[TASK ITEM] Skip the pictures. Repeat everything else in the records word for word.

*** MATERIAL SHOWN

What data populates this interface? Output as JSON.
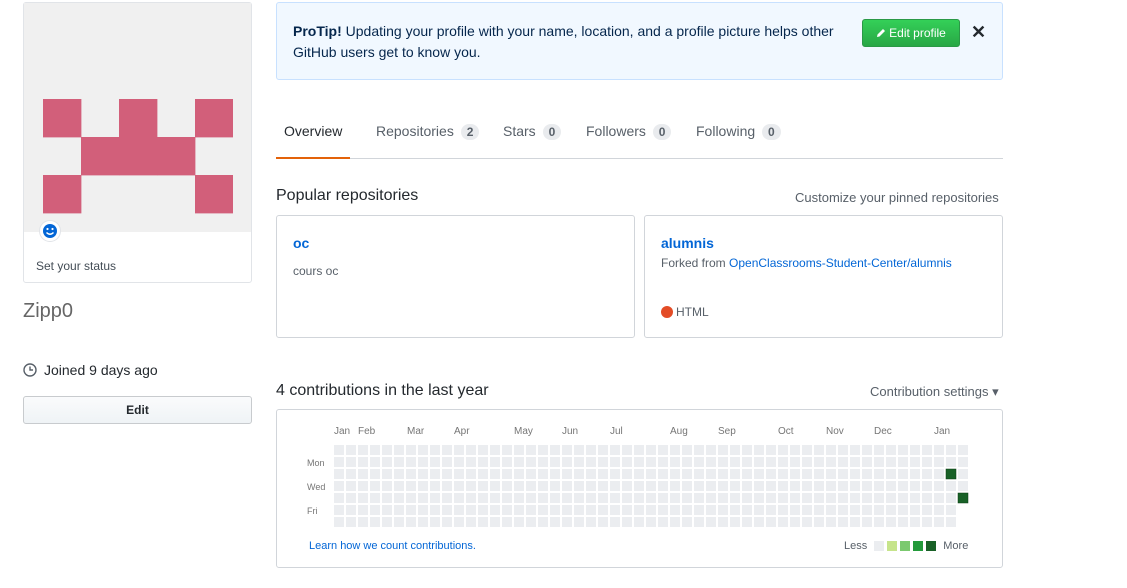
{
  "profile": {
    "status_text": "Set your status",
    "username": "Zipp0",
    "joined": "Joined 9 days ago",
    "edit_label": "Edit",
    "avatar_color": "#d25f7a"
  },
  "protip": {
    "bold": "ProTip!",
    "text": " Updating your profile with your name, location, and a profile picture helps other GitHub users get to know you.",
    "button_label": "Edit profile",
    "close_label": "✕"
  },
  "tabs": [
    {
      "label": "Overview",
      "count": null,
      "active": true
    },
    {
      "label": "Repositories",
      "count": "2",
      "active": false
    },
    {
      "label": "Stars",
      "count": "0",
      "active": false
    },
    {
      "label": "Followers",
      "count": "0",
      "active": false
    },
    {
      "label": "Following",
      "count": "0",
      "active": false
    }
  ],
  "popular": {
    "title": "Popular repositories",
    "customize": "Customize your pinned repositories",
    "repos": [
      {
        "name": "oc",
        "description": "cours oc"
      },
      {
        "name": "alumnis",
        "fork_prefix": "Forked from ",
        "fork_source": "OpenClassrooms-Student-Center/alumnis",
        "language": "HTML",
        "language_color": "#e34c26"
      }
    ]
  },
  "contributions": {
    "title": "4 contributions in the last year",
    "settings_label": "Contribution settings ▾",
    "months": [
      "Jan",
      "Feb",
      "Mar",
      "Apr",
      "May",
      "Jun",
      "Jul",
      "Aug",
      "Sep",
      "Oct",
      "Nov",
      "Dec",
      "Jan"
    ],
    "days": [
      "Mon",
      "Wed",
      "Fri"
    ],
    "learn_link": "Learn how we count contributions.",
    "legend_less": "Less",
    "legend_more": "More",
    "colors": [
      "#ebedf0",
      "#c6e48b",
      "#7bc96f",
      "#239a3b",
      "#196127"
    ],
    "active_cells": [
      {
        "week": 51,
        "day": 2,
        "level": 4
      },
      {
        "week": 52,
        "day": 4,
        "level": 4
      }
    ]
  }
}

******

[EXERCISE ANSWER]
What data populates this interface? Output as JSON.
{
  "profile": {
    "status_text": "Set your status",
    "username": "Zipp0",
    "joined": "Joined 9 days ago",
    "edit_label": "Edit",
    "avatar_color": "#d25f7a"
  },
  "protip": {
    "bold": "ProTip!",
    "text": " Updating your profile with your name, location, and a profile picture helps other GitHub users get to know you.",
    "button_label": "Edit profile",
    "close_label": "✕"
  },
  "tabs": [
    {
      "label": "Overview",
      "count": null,
      "active": true
    },
    {
      "label": "Repositories",
      "count": "2",
      "active": false
    },
    {
      "label": "Stars",
      "count": "0",
      "active": false
    },
    {
      "label": "Followers",
      "count": "0",
      "active": false
    },
    {
      "label": "Following",
      "count": "0",
      "active": false
    }
  ],
  "popular": {
    "title": "Popular repositories",
    "customize": "Customize your pinned repositories",
    "repos": [
      {
        "name": "oc",
        "description": "cours oc"
      },
      {
        "name": "alumnis",
        "fork_prefix": "Forked from ",
        "fork_source": "OpenClassrooms-Student-Center/alumnis",
        "language": "HTML",
        "language_color": "#e34c26"
      }
    ]
  },
  "contributions": {
    "title": "4 contributions in the last year",
    "settings_label": "Contribution settings ▾",
    "months": [
      "Jan",
      "Feb",
      "Mar",
      "Apr",
      "May",
      "Jun",
      "Jul",
      "Aug",
      "Sep",
      "Oct",
      "Nov",
      "Dec",
      "Jan"
    ],
    "days": [
      "Mon",
      "Wed",
      "Fri"
    ],
    "learn_link": "Learn how we count contributions.",
    "legend_less": "Less",
    "legend_more": "More",
    "colors": [
      "#ebedf0",
      "#c6e48b",
      "#7bc96f",
      "#239a3b",
      "#196127"
    ],
    "active_cells": [
      {
        "week": 51,
        "day": 2,
        "level": 4
      },
      {
        "week": 52,
        "day": 4,
        "level": 4
      }
    ]
  }
}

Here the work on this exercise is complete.